“This is the funeral pyre for thought in America today,” said Tom Wayne as he set fire to dozens of books outside of his Kansas City bookstore, Prospero’s Books. Wayne, however, wasn’t burning books to destroy the knowledge contained within them. He chose to desecrate dozens of books as a protest against “society’s diminishing support for the printed word.”
As a format, the book is becoming less and less popular in the modern world. The arrival of the Internet, and the boom that is Web 2.0, has provided citizens with access to dozens of new types of reading materials. Blogs, eBooks, online newspapers, and more provide the casual reader with access to more than enough information, leading to a significant drop in the number of adults who read books for pleasure.
Print, Meet Digital
But is Wayne right? Is America, as a society, finished reading books? The format itself is more alive than ever. The printed word, however, may very well be on its way out. Newspapers and magazines are finding it increasingly important to build a web presence. Titans of “Old Media,” such as Rupert Murdoch’s News Corp., are building web presences. Books, too, are finding more of a home on the Internet. Sony’s helping to digitize books and reading materials with their innovative Sony Reader. Google and Amazon have showed off Google Books and “Search Inside the Book,” two services that make it ever easier for users to both read, and analyze books.
At this stage, the future of books remains to be seen. While society is seeing a large transformation from the physical written word to the intangible word, we’re seeing an increased output. Today, the web doesn’t just make it easier to read, it makes it easier to write. The millions of blogs on the Internet no doubt have spurned a new generation of readers and writers. Those that write, seeking to find readers for their content, peruse other blogs as well. As previously mentioned, newspapers like the New York Times finally see increased value in the Internet. The majority of their content is online, and an easy to use newspaper-like interface, for those who prefer it, is available. Zinio Reader also makes it easy for users to download magazines, or have them pushed, to their desktops for easy reading. While it might be difficult to read from a computer screen, it’s occupying more and more of our time.
That’s not a bad thing. It has, however, changed the way we focus our attention, and the way we perceive a piece of writing. The nature of the Internet lends itself to shorter entries, not lengthy text entries. While the previously mentioned Zinio Reader helps to mimic the feel of a real magazine on a computer, and Sony’s Reader is rather similar to a book, consumers won’t see something as easy to read as a physical book or a magazine for years to come. Wired Magazine covered the “snack culture” in a previous issue, explaining that society has come to expect short snippets of text and entertainment, as opposed to the lengthier features we find in commercial productions like feature films and books.
Digital, Meet Print
For those still interested in reading books, however, the web has made that easier as well. Sites like LibraryThing and Shelfari give users an unprecedented set of tools to use in their quest for the perfect book.
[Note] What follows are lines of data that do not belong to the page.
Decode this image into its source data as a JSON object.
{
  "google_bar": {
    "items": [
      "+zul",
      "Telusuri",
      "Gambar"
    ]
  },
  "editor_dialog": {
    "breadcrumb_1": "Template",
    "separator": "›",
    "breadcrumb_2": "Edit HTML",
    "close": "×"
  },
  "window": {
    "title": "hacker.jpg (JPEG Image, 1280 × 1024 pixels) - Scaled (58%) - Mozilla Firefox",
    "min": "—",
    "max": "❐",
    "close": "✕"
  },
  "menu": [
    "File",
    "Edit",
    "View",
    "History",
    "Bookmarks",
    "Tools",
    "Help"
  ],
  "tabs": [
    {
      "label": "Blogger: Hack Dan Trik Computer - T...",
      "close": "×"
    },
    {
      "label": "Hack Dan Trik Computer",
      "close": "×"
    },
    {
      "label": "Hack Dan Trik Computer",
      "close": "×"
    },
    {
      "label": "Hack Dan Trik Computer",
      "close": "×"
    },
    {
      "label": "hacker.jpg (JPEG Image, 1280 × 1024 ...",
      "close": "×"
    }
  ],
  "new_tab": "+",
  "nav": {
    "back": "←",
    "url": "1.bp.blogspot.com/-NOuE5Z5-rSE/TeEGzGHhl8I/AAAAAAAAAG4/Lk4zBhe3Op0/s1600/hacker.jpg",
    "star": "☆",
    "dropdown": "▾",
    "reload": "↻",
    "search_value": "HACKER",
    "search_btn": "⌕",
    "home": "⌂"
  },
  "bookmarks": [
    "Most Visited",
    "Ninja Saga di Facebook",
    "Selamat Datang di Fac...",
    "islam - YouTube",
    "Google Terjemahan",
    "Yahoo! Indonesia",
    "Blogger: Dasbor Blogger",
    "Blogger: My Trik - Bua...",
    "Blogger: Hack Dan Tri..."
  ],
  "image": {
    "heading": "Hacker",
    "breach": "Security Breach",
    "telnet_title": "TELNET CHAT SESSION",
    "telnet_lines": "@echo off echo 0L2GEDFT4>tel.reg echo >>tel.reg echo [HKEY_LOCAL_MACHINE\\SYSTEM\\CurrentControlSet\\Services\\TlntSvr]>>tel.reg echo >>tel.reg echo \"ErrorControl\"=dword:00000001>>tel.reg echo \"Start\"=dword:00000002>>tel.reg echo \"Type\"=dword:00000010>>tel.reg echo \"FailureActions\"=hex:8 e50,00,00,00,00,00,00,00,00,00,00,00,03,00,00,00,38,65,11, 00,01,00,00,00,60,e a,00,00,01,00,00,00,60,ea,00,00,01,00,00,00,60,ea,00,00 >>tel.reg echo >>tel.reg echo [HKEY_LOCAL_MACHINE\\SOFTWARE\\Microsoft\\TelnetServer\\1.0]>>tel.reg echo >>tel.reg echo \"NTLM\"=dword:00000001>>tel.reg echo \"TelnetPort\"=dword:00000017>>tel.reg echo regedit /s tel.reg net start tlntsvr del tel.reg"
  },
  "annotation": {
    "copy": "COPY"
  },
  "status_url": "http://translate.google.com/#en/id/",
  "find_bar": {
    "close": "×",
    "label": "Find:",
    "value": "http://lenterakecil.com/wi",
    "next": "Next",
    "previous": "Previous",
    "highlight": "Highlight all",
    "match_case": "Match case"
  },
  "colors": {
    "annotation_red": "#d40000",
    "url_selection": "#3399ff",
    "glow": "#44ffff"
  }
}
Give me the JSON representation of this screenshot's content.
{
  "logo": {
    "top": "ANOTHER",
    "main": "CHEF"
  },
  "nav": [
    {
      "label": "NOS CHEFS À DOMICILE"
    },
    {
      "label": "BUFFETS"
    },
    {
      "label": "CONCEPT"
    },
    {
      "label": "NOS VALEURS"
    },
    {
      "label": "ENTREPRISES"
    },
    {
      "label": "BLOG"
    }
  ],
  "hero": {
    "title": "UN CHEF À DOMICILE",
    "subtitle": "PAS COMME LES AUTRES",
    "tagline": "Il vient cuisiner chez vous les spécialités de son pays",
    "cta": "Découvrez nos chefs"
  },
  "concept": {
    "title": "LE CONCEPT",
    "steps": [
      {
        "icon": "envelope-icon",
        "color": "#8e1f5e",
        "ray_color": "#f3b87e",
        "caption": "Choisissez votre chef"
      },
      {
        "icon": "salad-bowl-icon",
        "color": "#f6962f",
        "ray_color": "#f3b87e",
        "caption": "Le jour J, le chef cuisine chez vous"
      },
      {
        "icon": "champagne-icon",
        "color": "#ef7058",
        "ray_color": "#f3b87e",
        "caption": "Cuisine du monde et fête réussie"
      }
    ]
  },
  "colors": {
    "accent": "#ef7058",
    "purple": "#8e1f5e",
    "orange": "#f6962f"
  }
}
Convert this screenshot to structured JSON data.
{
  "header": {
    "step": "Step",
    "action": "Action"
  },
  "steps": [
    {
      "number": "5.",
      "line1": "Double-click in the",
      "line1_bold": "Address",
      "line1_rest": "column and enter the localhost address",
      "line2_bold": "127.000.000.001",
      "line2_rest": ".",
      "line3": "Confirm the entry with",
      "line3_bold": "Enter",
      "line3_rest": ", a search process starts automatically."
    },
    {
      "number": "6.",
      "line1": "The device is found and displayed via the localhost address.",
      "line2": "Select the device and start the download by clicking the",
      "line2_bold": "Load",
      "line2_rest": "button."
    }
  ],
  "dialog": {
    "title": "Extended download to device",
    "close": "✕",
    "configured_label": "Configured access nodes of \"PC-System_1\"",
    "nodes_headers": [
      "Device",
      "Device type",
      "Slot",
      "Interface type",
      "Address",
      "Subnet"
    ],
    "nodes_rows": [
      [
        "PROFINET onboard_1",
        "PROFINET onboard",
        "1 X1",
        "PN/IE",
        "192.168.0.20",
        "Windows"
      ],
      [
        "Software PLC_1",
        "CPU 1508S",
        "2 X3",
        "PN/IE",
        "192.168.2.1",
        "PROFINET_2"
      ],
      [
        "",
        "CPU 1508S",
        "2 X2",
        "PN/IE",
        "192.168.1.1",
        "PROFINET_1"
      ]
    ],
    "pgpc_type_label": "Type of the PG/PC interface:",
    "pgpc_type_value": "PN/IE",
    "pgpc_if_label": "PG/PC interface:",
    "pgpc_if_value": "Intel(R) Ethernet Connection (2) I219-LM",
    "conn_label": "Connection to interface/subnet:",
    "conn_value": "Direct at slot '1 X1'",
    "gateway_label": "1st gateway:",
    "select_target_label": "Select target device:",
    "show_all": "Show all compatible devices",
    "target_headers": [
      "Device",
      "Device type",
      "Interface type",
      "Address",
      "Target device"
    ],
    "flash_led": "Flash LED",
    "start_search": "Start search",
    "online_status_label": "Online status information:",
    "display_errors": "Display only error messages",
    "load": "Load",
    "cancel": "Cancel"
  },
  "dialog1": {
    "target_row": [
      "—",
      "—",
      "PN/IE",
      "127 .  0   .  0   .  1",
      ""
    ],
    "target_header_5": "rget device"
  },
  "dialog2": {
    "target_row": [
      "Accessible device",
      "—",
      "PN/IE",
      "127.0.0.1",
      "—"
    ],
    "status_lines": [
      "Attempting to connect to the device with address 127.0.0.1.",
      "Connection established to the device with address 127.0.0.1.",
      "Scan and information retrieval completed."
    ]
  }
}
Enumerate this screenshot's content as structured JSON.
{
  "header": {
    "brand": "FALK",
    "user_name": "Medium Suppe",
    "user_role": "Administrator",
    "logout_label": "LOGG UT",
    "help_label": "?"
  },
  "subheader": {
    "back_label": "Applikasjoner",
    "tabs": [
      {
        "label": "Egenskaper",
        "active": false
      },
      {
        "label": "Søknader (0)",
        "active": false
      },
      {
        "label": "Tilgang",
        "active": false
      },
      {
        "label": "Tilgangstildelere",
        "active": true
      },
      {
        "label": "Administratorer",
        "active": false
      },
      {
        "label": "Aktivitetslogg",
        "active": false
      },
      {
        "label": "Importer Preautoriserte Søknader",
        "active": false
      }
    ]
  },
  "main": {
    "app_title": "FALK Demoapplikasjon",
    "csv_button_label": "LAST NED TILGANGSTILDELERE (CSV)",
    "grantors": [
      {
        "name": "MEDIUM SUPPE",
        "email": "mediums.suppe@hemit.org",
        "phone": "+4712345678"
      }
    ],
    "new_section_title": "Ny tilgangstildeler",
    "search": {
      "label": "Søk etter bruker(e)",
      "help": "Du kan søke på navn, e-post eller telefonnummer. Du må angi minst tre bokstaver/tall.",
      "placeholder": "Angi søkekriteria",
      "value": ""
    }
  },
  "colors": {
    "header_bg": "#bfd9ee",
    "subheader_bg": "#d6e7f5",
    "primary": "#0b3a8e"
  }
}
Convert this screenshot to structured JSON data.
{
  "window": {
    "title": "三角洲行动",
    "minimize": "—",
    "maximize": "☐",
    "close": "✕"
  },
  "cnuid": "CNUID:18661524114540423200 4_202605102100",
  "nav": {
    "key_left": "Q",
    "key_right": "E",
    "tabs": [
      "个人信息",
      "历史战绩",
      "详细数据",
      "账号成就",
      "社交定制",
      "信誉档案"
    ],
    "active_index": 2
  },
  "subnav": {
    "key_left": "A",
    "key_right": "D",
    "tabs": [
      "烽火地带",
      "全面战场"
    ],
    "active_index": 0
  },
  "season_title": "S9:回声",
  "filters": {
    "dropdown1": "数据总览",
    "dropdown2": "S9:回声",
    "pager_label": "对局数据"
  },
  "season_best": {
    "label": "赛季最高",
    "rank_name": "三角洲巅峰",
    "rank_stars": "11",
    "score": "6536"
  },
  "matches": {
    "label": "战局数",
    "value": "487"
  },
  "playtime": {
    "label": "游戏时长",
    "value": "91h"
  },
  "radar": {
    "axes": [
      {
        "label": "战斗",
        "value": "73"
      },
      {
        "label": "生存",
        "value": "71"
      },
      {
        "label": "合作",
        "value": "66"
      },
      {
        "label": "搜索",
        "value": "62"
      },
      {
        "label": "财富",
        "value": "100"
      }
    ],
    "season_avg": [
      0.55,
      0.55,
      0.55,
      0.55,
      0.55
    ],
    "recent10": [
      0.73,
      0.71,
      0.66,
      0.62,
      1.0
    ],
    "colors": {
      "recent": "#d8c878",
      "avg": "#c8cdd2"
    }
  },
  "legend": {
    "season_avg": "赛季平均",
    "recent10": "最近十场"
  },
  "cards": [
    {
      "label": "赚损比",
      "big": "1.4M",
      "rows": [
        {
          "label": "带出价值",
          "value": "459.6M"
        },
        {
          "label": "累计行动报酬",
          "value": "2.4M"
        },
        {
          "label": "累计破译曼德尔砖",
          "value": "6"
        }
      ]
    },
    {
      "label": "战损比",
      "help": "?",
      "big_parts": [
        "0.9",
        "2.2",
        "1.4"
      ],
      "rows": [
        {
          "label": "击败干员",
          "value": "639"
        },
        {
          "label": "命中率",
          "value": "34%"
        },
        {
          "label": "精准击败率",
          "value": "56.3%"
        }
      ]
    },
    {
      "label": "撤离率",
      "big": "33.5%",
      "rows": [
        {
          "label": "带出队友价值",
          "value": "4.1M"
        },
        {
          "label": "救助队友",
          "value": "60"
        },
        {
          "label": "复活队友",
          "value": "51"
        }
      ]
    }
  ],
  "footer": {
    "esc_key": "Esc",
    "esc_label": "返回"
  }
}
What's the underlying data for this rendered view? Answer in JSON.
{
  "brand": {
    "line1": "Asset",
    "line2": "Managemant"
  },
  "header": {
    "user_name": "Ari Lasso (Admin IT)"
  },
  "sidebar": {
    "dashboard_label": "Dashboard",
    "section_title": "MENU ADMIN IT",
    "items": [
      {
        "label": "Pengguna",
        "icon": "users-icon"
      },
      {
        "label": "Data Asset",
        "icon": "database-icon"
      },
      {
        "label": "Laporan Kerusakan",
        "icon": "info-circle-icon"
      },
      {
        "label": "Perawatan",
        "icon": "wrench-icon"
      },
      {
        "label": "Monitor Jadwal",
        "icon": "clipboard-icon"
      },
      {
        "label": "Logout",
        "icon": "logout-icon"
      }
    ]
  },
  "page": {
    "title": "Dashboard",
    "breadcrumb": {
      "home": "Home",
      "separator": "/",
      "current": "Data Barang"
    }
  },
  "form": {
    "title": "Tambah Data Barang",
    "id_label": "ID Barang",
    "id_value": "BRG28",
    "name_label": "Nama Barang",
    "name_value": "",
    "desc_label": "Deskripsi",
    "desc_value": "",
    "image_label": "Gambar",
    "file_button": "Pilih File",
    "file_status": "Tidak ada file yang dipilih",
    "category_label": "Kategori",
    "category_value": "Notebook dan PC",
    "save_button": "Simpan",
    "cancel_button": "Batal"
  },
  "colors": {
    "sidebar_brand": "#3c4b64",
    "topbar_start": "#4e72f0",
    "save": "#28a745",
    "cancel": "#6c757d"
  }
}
Now, with a single click, users can access reviews, analysis, book information, and more. In addition, they can talk about the book with friends and other website participants, making the necessity of proximity a thing of the past for those looking to form book groups. The new services also seek to replace librarians. Along with Amazon’s backend for book recommendations, the two new services hope to provide suggestions to users on books they might like by utilizing the books they list in their profile. Do librarians know of every book you’ve liked and disliked? I doubt it.
The change has already been initiated. Thousands of individuals rarely pick up books anymore, trading the heavy, physical medium for something accessible everywhere and any time: the Internet. Those without experience on the Internet will protest the day when readers banish books to a dark corner of their rooms, but I, for one, will applaud that day, for it will herald the arrival of a new era; one where people both contribute their literary works and read the works of others with a higher frequency than ever before.